“The stretch of the courtship doesn’t determine the success of the marriage. In fact, a couple might end up not getting married because they learnt something they think they won’t tolerate in another person yet we all have weaknesses,” Barasa says.

Barbara Burabyo says that a couple should take as much time as they think they need. As long as they believe the information they have about each other is enough for them to understand their differences, then it’s all good.

“It’s not all about the time spent in courtship, it’s more about the time you get to know and understand someone. You can spend five years in courtship but still fail to master your spouse’s character. What matters is commitment to loving your partner and appreciating them for who they really are,” she adds.

Paul Rwakahungu, a risk compliance officer, also believes that the time spent in courtship doesn’t really matter.

“Remember, the only common element we share as human beings is pretence, as long as someone can paint a different picture from his inner person, it is hard to fully get to know them. Time doesn’t matter but love does, if someone is in love, even a one night stand can result into a long lasting marriage,” he says.

The ‘Kigali Proposal’

In Rwanda, it is not rare to attend a wedding, and about three months later, a post on Facebook says that the couple welcomed a bouncing baby. The math doesn’t add up, obviously, and it doesn’t help that you didn’t notice the bride’s bump.

The mere idea of having a baby out of wedlock in Rwanda attracts scorn from society that can only be rivalled by a paedophile’s confession.

Pastor Kibirango says that pregnancy before marriage, especially in our culture, can put undue pressure on a couple to get married before the right time and that that can be an unfortunate scenario.

“However, I don’t think that it’s necessarily the cause of failed marriages. It is deeper than that, it is one where both the man and the lady have rushed into a union without giving it enough time to get to know each other well enough to commit to a future together,” he says.

“I have witnessed people getting married after getting pregnant and they are happily married. And there are others whose marriage didn’t last due to more fundamental reasons rather than whether they got a child before or after wedlock,” the pastor says.

Aidah Kayitesi says people should not get married because the woman is pregnant, but because they want to, and feel like it’s the right time to actually tie the knot.

“I think a couple should know each other for at least one year because they have to first understand each other’s background. This is someone you plan to spend the rest of your life with, you should get married out of love and not because of pregnancy,” she says.

Kayesu believes that the ‘Kigali Proposal’ is one of the factors that lead to failed marriages today, not neglecting other factors though.

She believes that couples should get married for the right reasons and not out of fear of having a child out of wedlock.

In her article, Do People Still Get Married Because of Pregnancy?
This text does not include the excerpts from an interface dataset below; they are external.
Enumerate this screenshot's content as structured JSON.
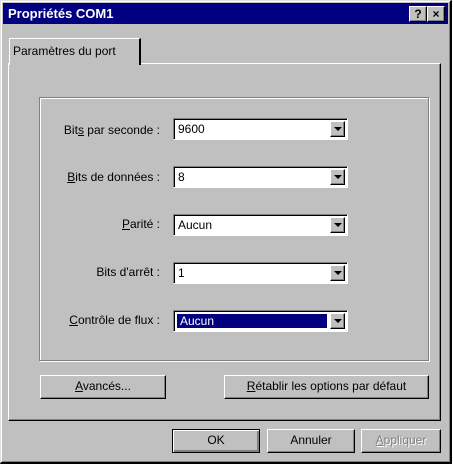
{
  "window": {
    "title": "Propriétés COM1",
    "help_glyph": "?",
    "close_glyph": "×"
  },
  "tabs": [
    {
      "label": "Paramètres du port"
    }
  ],
  "fields": {
    "bits_par_seconde": {
      "label_pre": "Bit",
      "label_key": "s",
      "label_post": " par seconde :",
      "value": "9600"
    },
    "bits_de_donnees": {
      "label_pre": "",
      "label_key": "B",
      "label_post": "its de données :",
      "value": "8"
    },
    "parite": {
      "label_pre": "",
      "label_key": "P",
      "label_post": "arité :",
      "value": "Aucun"
    },
    "bits_d_arret": {
      "label_pre": "Bits d'arrêt",
      "label_key": "",
      "label_post": " :",
      "value": "1"
    },
    "controle_de_flux": {
      "label_pre": "",
      "label_key": "C",
      "label_post": "ontrôle de flux :",
      "value": "Aucun"
    }
  },
  "buttons": {
    "avances": {
      "key": "A",
      "rest": "vancés..."
    },
    "retablir": {
      "key": "R",
      "rest": "établir les options par défaut"
    },
    "ok": "OK",
    "annuler": "Annuler",
    "appliquer": {
      "key": "A",
      "rest": "ppliquer"
    }
  }
}
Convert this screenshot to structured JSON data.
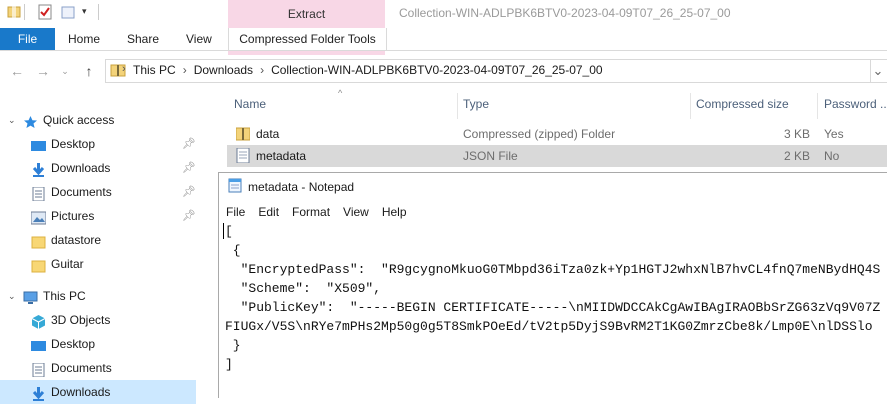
{
  "title_bar": {
    "window_title": "Collection-WIN-ADLPBK6BTV0-2023-04-09T07_26_25-07_00",
    "context_group": "Extract"
  },
  "ribbon": {
    "tabs": [
      {
        "label": "File"
      },
      {
        "label": "Home"
      },
      {
        "label": "Share"
      },
      {
        "label": "View"
      },
      {
        "label": "Compressed Folder Tools"
      }
    ]
  },
  "address": {
    "crumbs": [
      "This PC",
      "Downloads",
      "Collection-WIN-ADLPBK6BTV0-2023-04-09T07_26_25-07_00"
    ]
  },
  "sidebar": {
    "items": [
      {
        "label": "Quick access",
        "icon": "star-icon",
        "pinned": false
      },
      {
        "label": "Desktop",
        "icon": "desktop-icon",
        "pinned": true
      },
      {
        "label": "Downloads",
        "icon": "download-icon",
        "pinned": true
      },
      {
        "label": "Documents",
        "icon": "documents-icon",
        "pinned": true
      },
      {
        "label": "Pictures",
        "icon": "pictures-icon",
        "pinned": true
      },
      {
        "label": "datastore",
        "icon": "folder-icon",
        "pinned": false
      },
      {
        "label": "Guitar",
        "icon": "folder-icon",
        "pinned": false
      },
      {
        "label": "This PC",
        "icon": "computer-icon",
        "pinned": false
      },
      {
        "label": "3D Objects",
        "icon": "cube-icon",
        "pinned": false
      },
      {
        "label": "Desktop",
        "icon": "desktop-icon",
        "pinned": false
      },
      {
        "label": "Documents",
        "icon": "documents-icon",
        "pinned": false
      },
      {
        "label": "Downloads",
        "icon": "download-icon",
        "pinned": false
      }
    ]
  },
  "file_list": {
    "columns": [
      "Name",
      "Type",
      "Compressed size",
      "Password ..."
    ],
    "rows": [
      {
        "name": "data",
        "type": "Compressed (zipped) Folder",
        "size": "3 KB",
        "password": "Yes",
        "icon": "folder-icon"
      },
      {
        "name": "metadata",
        "type": "JSON File",
        "size": "2 KB",
        "password": "No",
        "icon": "json-file-icon"
      }
    ]
  },
  "notepad": {
    "title": "metadata - Notepad",
    "menu": [
      "File",
      "Edit",
      "Format",
      "View",
      "Help"
    ],
    "content": "[\n {\n  \"EncryptedPass\":  \"R9gcygnoMkuoG0TMbpd36iTza0zk+Yp1HGTJ2whxNlB7hvCL4fnQ7meNBydHQ4S\n  \"Scheme\":  \"X509\",\n  \"PublicKey\":  \"-----BEGIN CERTIFICATE-----\\nMIIDWDCCAkCgAwIBAgIRAOBbSrZG63zVq9V07Z\nFIUGx/V5S\\nRYe7mPHs2Mp50g0g5T8SmkPOeEd/tV2tp5DyjS9BvRM2T1KG0ZmrzCbe8k/Lmp0E\\nlDSSlo\n }\n]"
  },
  "colors": {
    "file_tab": "#1979ca",
    "extract_context": "#f8d7e6",
    "selection": "#d9d9d9",
    "sidebar_selection": "#cce8ff"
  }
}
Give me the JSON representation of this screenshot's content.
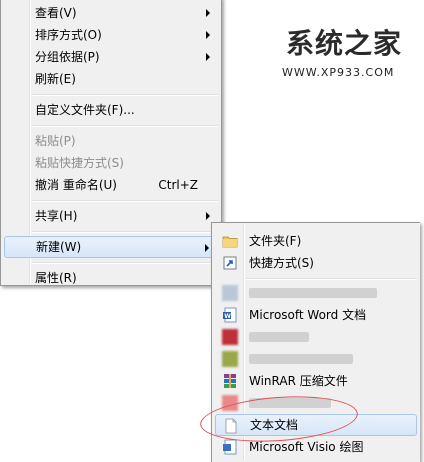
{
  "context_menu": {
    "items": [
      {
        "label": "查看(V)",
        "submenu": true
      },
      {
        "label": "排序方式(O)",
        "submenu": true
      },
      {
        "label": "分组依据(P)",
        "submenu": true
      },
      {
        "label": "刷新(E)"
      },
      {
        "label": "自定义文件夹(F)..."
      },
      {
        "label": "粘贴(P)",
        "disabled": true
      },
      {
        "label": "粘贴快捷方式(S)",
        "disabled": true
      },
      {
        "label": "撤消 重命名(U)",
        "shortcut": "Ctrl+Z"
      },
      {
        "label": "共享(H)",
        "submenu": true
      },
      {
        "label": "新建(W)",
        "submenu": true,
        "highlighted": true
      },
      {
        "label": "属性(R)"
      }
    ]
  },
  "new_submenu": {
    "items": [
      {
        "label": "文件夹(F)",
        "icon": "folder-icon"
      },
      {
        "label": "快捷方式(S)",
        "icon": "shortcut-icon"
      },
      {
        "label": "",
        "icon": "blurred-app-icon",
        "blurred": true
      },
      {
        "label": "Microsoft Word 文档",
        "icon": "word-document-icon"
      },
      {
        "label": "",
        "icon": "blurred-app-icon",
        "blurred": true
      },
      {
        "label": "",
        "icon": "blurred-app-icon",
        "blurred": true
      },
      {
        "label": "WinRAR 压缩文件",
        "icon": "winrar-icon"
      },
      {
        "label": "",
        "icon": "blurred-app-icon",
        "blurred": true
      },
      {
        "label": "文本文档",
        "icon": "text-document-icon",
        "hover": true
      },
      {
        "label": "Microsoft Visio 绘图",
        "icon": "visio-drawing-icon"
      }
    ]
  },
  "watermark": {
    "logo_text": "系统之家",
    "url": "WWW.XP933.COM"
  },
  "colors": {
    "menu_bg": "#f0f0f0",
    "highlight_border": "#a8c6ea",
    "annotation_red": "#e05050"
  }
}
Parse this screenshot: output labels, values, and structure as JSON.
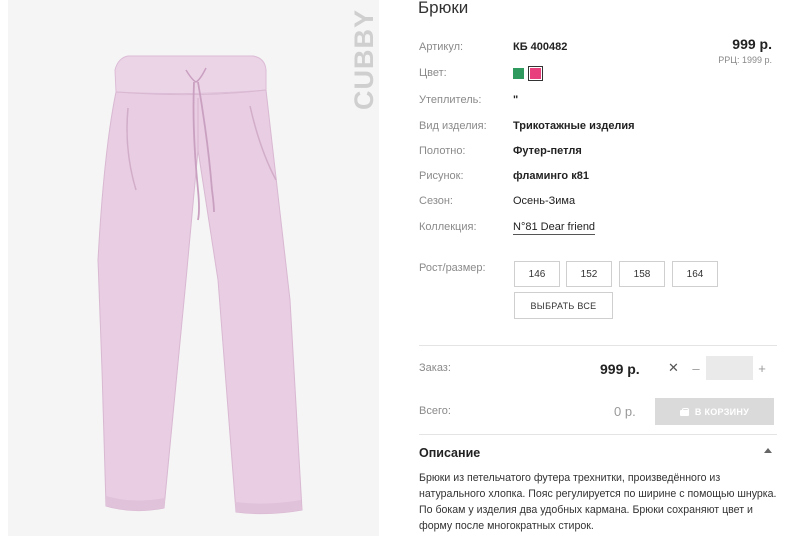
{
  "product": {
    "title": "Брюки",
    "brand": "CUBBY",
    "price": "999 р.",
    "rrp": "РРЦ: 1999 р."
  },
  "attributes": [
    {
      "label": "Артикул:",
      "value": "КБ 400482"
    },
    {
      "label": "Цвет:",
      "value": ""
    },
    {
      "label": "Утеплитель:",
      "value": "\""
    },
    {
      "label": "Вид изделия:",
      "value": "Трикотажные изделия"
    },
    {
      "label": "Полотно:",
      "value": "Футер-петля"
    },
    {
      "label": "Рисунок:",
      "value": "фламинго к81"
    },
    {
      "label": "Сезон:",
      "value": "Осень-Зима"
    },
    {
      "label": "Коллекция:",
      "value": "N°81 Dear friend"
    }
  ],
  "colors": [
    {
      "name": "green",
      "hex": "#2e9a5d"
    },
    {
      "name": "pink",
      "hex": "#e8407c",
      "selected": true
    }
  ],
  "sizes": {
    "label": "Рост/размер:",
    "options": [
      "146",
      "152",
      "158",
      "164"
    ],
    "select_all": "ВЫБРАТЬ ВСЕ"
  },
  "order": {
    "label": "Заказ:",
    "price": "999 р.",
    "times": "✕",
    "minus": "–",
    "plus": "+",
    "quantity": ""
  },
  "total": {
    "label": "Всего:",
    "value": "0 р.",
    "cart_button": "В КОРЗИНУ"
  },
  "description": {
    "heading": "Описание",
    "text": "Брюки из петельчатого футера трехнитки, произведённого из натурального хлопка. Пояс регулируется по ширине с помощью шнурка. По бокам у изделия два удобных кармана. Брюки сохраняют цвет и форму после многократных стирок."
  },
  "theme": {
    "product_color": "#e8cde3",
    "cart_button_bg": "#dadada"
  }
}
Léa Rose Emery referred to this as ‘The Modern Shotgun Wedding.’

She says that although it would be nice to think that being pregnant and unmarried would no longer have a stigma in the 21st century, some social prejudices die hard.

“Now, unmarried couples are far more likely to move in together due to pregnancy than to walk down the aisle. But it still happens and, perhaps more importantly than that, there’s still a lot of pressure for it to happen. Is it the right choice?” she writes.

“It’s not unusual to feel emotional and romantic when you realise you’re pregnant. You know that the pregnancy basically bonds you to the other person for life anyway, and some people even take it as a sign that they should get married. But while there are many personal reasons people choose marriage when they’re pregnant, it’s important to remember how much societal pressure feeds into this,’ she notes.